We walked up the post office steps, past the lamp posts and stepped inside to look at the oil-on-canvas “Orange Pickers” mural painted by Paul Julian, who trained with Millard Sheets and Lawrence T. Murphy at the Chouinard Art Institute. “Orange Pickers” is the only WPA post office mural in Orange County, and illustrates images of different Fullerton industries, including citrus, oil, and aviation. However, Bonnie and Christina were quick to point out that there are a couple of inaccuracies with the mural. “The three-legged ladder shown on the mural is not the right type for picking oranges,” Bonnie said. “They would’ve used a straight up and down ladder to lean against the trees. All the people that would’ve been harvesting oranges would have had large over the shoulder bags. The bags were then shipped to packing houses. The oranges were never packed in boxes in the fields.”

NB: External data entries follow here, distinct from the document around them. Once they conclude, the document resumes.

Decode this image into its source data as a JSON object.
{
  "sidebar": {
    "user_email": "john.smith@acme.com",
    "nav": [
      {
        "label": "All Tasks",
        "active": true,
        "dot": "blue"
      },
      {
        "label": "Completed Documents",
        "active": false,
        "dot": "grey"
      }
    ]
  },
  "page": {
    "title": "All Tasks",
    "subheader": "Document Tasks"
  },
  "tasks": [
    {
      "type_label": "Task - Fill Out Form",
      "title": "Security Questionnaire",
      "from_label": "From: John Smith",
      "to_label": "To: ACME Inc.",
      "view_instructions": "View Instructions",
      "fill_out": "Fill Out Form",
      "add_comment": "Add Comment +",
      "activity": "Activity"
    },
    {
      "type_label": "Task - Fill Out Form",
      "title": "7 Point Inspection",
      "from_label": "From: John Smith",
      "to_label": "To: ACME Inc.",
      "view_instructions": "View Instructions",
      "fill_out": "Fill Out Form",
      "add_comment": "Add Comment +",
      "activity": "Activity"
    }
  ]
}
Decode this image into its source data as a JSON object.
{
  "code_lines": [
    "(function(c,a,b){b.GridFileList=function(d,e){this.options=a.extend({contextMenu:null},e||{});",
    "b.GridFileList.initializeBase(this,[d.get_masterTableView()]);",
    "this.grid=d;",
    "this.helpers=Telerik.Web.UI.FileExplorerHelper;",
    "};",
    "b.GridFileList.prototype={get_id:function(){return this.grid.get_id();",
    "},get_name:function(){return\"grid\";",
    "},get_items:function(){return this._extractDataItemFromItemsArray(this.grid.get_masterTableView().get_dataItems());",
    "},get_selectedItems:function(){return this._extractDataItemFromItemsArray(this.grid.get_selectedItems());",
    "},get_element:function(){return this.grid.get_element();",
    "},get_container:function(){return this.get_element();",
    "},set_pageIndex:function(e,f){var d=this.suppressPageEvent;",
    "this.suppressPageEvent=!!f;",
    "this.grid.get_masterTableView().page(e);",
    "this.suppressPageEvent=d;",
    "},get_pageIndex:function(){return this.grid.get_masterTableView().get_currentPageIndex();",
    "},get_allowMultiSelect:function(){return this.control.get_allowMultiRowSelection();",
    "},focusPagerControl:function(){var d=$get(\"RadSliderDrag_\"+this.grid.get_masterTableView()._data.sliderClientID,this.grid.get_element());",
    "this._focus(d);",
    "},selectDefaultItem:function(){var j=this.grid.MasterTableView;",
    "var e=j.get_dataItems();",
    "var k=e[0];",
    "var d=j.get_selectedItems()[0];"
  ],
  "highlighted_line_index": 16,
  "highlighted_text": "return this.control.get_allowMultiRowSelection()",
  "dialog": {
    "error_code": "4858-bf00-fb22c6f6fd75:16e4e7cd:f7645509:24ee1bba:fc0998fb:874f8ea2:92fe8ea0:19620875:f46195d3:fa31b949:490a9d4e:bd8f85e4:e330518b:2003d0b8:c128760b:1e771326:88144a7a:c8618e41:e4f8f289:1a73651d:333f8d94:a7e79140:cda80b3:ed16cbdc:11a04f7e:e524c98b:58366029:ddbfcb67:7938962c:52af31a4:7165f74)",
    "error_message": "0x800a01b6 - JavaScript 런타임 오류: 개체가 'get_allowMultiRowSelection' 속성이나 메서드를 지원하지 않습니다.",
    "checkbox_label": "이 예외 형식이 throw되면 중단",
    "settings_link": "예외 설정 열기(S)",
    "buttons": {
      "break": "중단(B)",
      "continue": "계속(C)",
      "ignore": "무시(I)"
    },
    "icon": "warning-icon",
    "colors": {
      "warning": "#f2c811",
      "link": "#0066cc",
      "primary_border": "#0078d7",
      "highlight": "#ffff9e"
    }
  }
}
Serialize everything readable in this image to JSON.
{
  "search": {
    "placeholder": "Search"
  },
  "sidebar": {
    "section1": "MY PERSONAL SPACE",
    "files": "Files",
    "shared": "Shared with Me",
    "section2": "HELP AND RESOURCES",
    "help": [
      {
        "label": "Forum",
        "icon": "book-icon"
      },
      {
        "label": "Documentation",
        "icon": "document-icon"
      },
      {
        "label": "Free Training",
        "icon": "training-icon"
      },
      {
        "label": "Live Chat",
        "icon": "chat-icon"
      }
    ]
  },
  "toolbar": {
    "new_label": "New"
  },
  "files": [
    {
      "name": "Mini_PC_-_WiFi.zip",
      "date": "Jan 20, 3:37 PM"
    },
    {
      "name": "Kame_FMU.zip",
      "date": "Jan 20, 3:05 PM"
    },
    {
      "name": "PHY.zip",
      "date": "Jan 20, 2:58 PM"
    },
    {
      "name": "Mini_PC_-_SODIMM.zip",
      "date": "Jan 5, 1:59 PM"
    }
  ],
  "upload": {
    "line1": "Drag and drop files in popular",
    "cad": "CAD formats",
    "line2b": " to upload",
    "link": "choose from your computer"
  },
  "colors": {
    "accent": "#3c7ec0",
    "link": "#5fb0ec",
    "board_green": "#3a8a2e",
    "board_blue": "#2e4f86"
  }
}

Returning to the Community Center after walking down Commonwealth, we concluded our New Deal walking tour. “Since people need their transportation from this location, most of the tours are designed to loop out from the Community Center,” Christina said. The next Discover Fullerton on Foot walking tour will be based around the theme of “Fullerton Mysteries” and is scheduled for Saturday, September 24, from 8:30am to 10:30am.